Thankfully, the next chapter in this saga reads differently. A dozen states have now filed a counterpoint brief showing why these protections are strongly in the public's interest. There are people who recognize we have an obligation to provide rights for all our citizens.
The truth is, we have an obligation to all of humanity. And when we see inequality and injustices being committed against our fellow human beings, it is our duty to act. In the words of Elie Wiesel,
"I swore never to be silent whenever and wherever human beings endure suffering and humiliation. We must always take sides."
Our military has recently taken sides, ending the ban on transgender people being able to serve openly. They realized our transgender soldiers make our military stronger. They make our country stronger. The contrast between the U.S. military's position on transgender service and those opposing transgender rights is stark. Our military personnel put themselves in harm's way for everyone's sake. That makes them heroes. And by standing up for the most vulnerable, our military personnel are superheroes in my eyes. They have taken a bold stand, joining the Department of Education, Department of Justice, and our President.
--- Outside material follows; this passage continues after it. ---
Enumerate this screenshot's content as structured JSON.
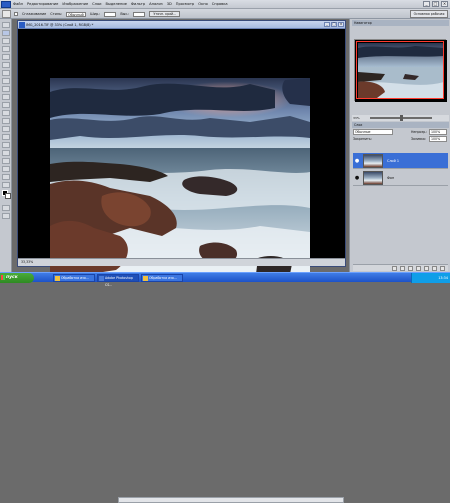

I am grateful.
Our family is also fortunate to have superheroes in our everyday lives. People who know they will face criticism, yet advocate for the transgender kids in our schools. People like our elementary school principal, Craig McCalla, and the President of Michigan's State Board of Education, John Austin. Leaders who take a stand for all kids, including the most vulnerable. The classmates and friends of my son who know he is transgender and treat him just like any other boy. All the siblings, who are often the unsung, but fiercest allies. And of course the strongest of all, our LGBTQ and other marginalized kids. Kids who not only deal with their internal struggles, but face a society that opposes them just for being who they are. It comes down to courage. And they have it.
But this story is missing something. It needs more superheroes.
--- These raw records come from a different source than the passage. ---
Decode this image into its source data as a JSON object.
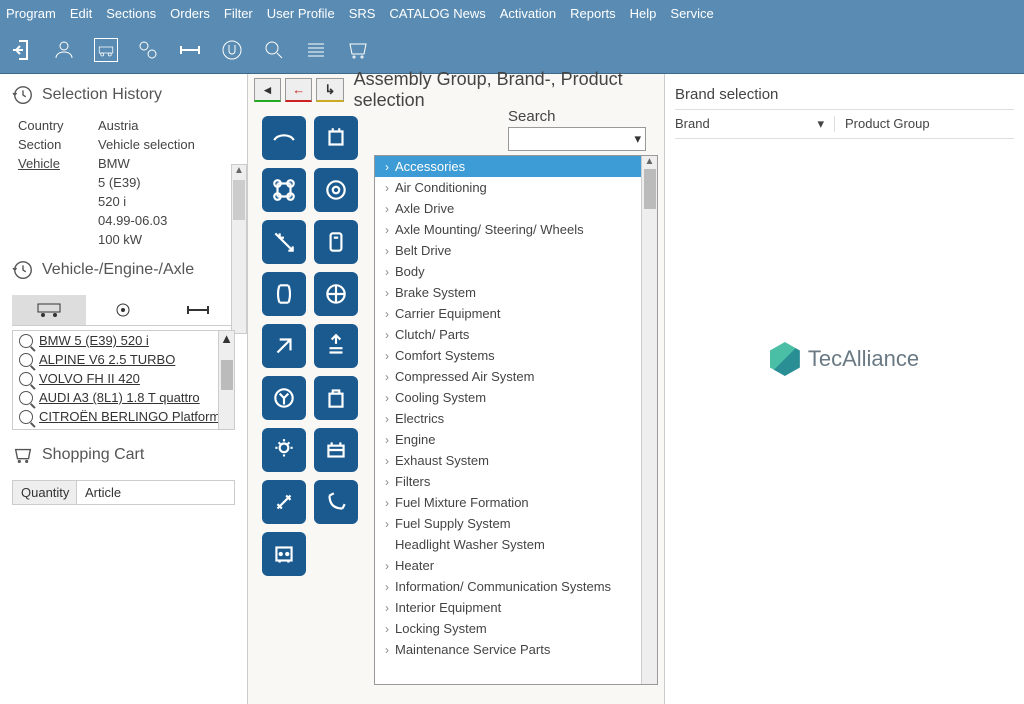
{
  "menubar": [
    "Program",
    "Edit",
    "Sections",
    "Orders",
    "Filter",
    "User Profile",
    "SRS",
    "CATALOG News",
    "Activation",
    "Reports",
    "Help",
    "Service"
  ],
  "sidebar": {
    "history_title": "Selection History",
    "kv": [
      {
        "k": "Country",
        "v": "Austria",
        "u": false
      },
      {
        "k": "Section",
        "v": "Vehicle selection",
        "u": false
      },
      {
        "k": "Vehicle",
        "v": "BMW",
        "u": true
      },
      {
        "k": "",
        "v": "5 (E39)",
        "u": false
      },
      {
        "k": "",
        "v": "520 i",
        "u": false
      },
      {
        "k": "",
        "v": "04.99-06.03",
        "u": false
      },
      {
        "k": "",
        "v": "100 kW",
        "u": false
      }
    ],
    "vea_title": "Vehicle-/Engine-/Axle",
    "vehicles": [
      "BMW 5 (E39) 520 i",
      "ALPINE V6 2.5 TURBO",
      "VOLVO FH II 420",
      "AUDI A3 (8L1) 1.8 T quattro",
      "CITROËN BERLINGO Platform/"
    ],
    "cart_title": "Shopping Cart",
    "cart_cols": {
      "qty": "Quantity",
      "art": "Article"
    }
  },
  "center": {
    "breadcrumb": "Assembly Group, Brand-, Product selection",
    "search_label": "Search",
    "assembly": [
      "Accessories",
      "Air Conditioning",
      "Axle Drive",
      "Axle Mounting/ Steering/ Wheels",
      "Belt Drive",
      "Body",
      "Brake System",
      "Carrier Equipment",
      "Clutch/ Parts",
      "Comfort Systems",
      "Compressed Air System",
      "Cooling System",
      "Electrics",
      "Engine",
      "Exhaust System",
      "Filters",
      "Fuel Mixture Formation",
      "Fuel Supply System",
      "Headlight Washer System",
      "Heater",
      "Information/ Communication Systems",
      "Interior Equipment",
      "Locking System",
      "Maintenance Service Parts"
    ]
  },
  "right": {
    "title": "Brand selection",
    "brand_col": "Brand",
    "product_col": "Product Group",
    "logo_text": "TecAlliance"
  }
}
I'm calling for all people to summon their courage and not give in to divisiveness, hate, and fear. I'm calling for people from all walks of life, the sleeping giants, to awaken and become a superhero for a kid in need. Hold our leaders accountable to support the rights of all our citizens, including LGBTQ and all those who are marginalized. Do the right thing. Make your voice heard against those who try to deny equality. Embrace all differences, whether of race, ethnicity, nationality, religion, gender, sexuality, and all those who do not fit within a neatly labeled box. Show the world we are not hypocrites when it comes to equality and justice for all. Lead by example and we will make this great country of ours even greater. We will make this world a better place for all kids.
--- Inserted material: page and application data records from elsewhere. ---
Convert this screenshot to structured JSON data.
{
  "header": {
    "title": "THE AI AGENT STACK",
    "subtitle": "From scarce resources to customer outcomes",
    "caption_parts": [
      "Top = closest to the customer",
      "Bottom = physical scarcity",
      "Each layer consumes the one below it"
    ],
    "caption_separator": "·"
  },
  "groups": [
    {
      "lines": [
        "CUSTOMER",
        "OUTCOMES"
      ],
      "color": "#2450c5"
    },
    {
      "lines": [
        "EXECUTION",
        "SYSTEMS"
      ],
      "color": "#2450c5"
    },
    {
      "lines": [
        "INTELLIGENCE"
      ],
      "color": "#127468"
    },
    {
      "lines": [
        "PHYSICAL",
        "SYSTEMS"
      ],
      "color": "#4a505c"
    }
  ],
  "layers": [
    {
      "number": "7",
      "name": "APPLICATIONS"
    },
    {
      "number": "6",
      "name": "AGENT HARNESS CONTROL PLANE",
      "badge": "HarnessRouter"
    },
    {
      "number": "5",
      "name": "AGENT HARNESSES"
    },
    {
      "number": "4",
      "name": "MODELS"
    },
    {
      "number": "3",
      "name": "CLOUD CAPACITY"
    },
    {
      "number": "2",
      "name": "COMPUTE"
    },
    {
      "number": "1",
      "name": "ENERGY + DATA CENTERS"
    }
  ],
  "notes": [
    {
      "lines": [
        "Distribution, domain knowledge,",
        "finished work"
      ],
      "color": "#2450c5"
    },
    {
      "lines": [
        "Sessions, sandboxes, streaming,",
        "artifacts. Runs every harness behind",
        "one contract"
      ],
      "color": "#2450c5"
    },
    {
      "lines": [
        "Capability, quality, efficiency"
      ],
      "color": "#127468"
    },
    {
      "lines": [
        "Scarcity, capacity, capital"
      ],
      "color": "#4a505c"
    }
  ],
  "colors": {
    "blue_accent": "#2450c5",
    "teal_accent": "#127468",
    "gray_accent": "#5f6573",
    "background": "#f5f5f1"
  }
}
I'm calling all real superheroes.
Oh, and if you must have a cape, make sure it's quick release. Remember The Incredibles.
Peter Tchoryk and his wife Sarah live in Dexter, MI, and have three children and three grandchildren; Peter is the CEO of Michigan Aerospace Corporation and Springmatter, and Sarah is a 5th grade teacher. You can find more on their story at Embrace.Today.